▸ Your assignment
Each line of the listing that contains "text" should be found and copied.

▸ The input
§
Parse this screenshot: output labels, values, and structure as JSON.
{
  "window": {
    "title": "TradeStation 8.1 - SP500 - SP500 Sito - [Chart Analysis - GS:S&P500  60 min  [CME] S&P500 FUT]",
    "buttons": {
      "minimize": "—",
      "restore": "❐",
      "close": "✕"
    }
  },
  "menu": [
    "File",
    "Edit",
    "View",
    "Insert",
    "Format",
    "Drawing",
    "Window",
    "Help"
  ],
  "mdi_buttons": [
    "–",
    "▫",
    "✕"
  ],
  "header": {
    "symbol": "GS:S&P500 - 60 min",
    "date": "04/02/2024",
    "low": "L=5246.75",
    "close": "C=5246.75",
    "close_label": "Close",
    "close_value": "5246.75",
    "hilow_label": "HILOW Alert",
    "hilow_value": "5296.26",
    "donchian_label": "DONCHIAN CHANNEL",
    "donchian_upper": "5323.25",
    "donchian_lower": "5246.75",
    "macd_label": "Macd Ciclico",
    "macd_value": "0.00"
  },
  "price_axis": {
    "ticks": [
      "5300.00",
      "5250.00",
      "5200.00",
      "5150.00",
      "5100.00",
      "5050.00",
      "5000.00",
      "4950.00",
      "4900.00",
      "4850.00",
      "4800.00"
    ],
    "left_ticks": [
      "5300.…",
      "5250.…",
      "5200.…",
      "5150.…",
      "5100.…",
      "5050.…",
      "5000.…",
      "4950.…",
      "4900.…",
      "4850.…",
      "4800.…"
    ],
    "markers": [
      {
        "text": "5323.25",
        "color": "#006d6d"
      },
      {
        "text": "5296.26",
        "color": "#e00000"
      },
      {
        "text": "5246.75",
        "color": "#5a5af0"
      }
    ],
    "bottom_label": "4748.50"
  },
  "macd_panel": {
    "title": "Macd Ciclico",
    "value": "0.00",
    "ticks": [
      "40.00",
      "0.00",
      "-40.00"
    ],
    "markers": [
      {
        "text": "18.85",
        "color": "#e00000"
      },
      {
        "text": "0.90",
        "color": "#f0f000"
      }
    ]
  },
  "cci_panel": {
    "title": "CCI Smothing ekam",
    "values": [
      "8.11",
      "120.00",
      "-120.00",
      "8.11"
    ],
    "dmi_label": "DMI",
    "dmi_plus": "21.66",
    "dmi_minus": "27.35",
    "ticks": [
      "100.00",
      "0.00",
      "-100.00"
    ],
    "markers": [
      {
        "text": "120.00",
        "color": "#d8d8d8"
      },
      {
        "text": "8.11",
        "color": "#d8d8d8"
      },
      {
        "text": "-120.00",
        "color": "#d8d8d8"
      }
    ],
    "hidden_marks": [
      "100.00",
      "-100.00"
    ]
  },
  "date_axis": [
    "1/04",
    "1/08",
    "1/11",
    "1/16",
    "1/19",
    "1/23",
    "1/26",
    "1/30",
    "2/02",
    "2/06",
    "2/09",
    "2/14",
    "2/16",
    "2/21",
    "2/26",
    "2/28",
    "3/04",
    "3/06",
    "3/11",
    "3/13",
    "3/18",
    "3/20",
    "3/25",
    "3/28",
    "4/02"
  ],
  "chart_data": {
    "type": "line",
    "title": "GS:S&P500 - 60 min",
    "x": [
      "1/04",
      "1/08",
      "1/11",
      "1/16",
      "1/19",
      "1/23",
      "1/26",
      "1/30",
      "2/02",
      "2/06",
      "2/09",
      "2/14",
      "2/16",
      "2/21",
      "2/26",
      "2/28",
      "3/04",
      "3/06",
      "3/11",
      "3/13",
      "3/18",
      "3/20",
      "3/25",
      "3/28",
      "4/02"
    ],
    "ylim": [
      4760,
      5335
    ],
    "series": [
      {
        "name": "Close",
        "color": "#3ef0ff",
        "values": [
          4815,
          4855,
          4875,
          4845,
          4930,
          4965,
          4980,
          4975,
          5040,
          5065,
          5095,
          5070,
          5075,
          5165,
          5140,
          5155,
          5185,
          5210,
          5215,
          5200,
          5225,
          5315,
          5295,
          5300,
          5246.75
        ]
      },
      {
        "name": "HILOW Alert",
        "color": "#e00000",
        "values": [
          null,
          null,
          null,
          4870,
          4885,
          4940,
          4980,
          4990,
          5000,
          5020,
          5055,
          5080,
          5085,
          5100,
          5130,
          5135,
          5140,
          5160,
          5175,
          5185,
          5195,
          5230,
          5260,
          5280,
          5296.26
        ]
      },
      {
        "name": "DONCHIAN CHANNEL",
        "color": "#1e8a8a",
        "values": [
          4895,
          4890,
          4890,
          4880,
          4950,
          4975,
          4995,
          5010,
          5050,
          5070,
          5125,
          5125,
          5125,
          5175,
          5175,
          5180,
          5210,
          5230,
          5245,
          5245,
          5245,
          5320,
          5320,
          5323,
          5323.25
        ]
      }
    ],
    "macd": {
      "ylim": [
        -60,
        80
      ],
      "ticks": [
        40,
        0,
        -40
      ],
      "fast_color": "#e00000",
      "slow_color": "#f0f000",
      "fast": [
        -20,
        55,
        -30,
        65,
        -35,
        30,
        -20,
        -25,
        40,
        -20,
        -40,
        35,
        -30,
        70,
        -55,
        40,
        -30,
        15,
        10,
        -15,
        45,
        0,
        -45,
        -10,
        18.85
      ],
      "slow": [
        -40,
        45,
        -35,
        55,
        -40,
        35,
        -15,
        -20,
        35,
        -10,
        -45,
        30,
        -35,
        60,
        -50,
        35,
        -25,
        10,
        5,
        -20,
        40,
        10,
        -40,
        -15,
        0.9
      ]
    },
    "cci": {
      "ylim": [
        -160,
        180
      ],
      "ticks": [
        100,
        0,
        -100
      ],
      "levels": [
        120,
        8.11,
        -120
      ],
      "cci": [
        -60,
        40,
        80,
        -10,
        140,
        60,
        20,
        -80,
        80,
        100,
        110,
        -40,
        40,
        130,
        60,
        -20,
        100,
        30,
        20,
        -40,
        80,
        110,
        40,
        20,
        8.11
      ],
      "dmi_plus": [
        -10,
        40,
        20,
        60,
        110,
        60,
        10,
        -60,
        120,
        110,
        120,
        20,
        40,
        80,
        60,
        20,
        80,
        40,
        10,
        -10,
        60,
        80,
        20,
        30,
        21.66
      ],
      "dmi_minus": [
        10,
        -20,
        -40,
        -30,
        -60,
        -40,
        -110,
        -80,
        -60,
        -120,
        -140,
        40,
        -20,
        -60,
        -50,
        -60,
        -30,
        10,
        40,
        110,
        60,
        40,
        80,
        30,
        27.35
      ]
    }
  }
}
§
▸ Solved problem
        "text": "5323.25",
        "text": "5296.26",
        "text": "5246.75",
        "text": "18.85",
        "text": "0.90",
        "text": "120.00",
        "text": "8.11",
        "text": "-120.00",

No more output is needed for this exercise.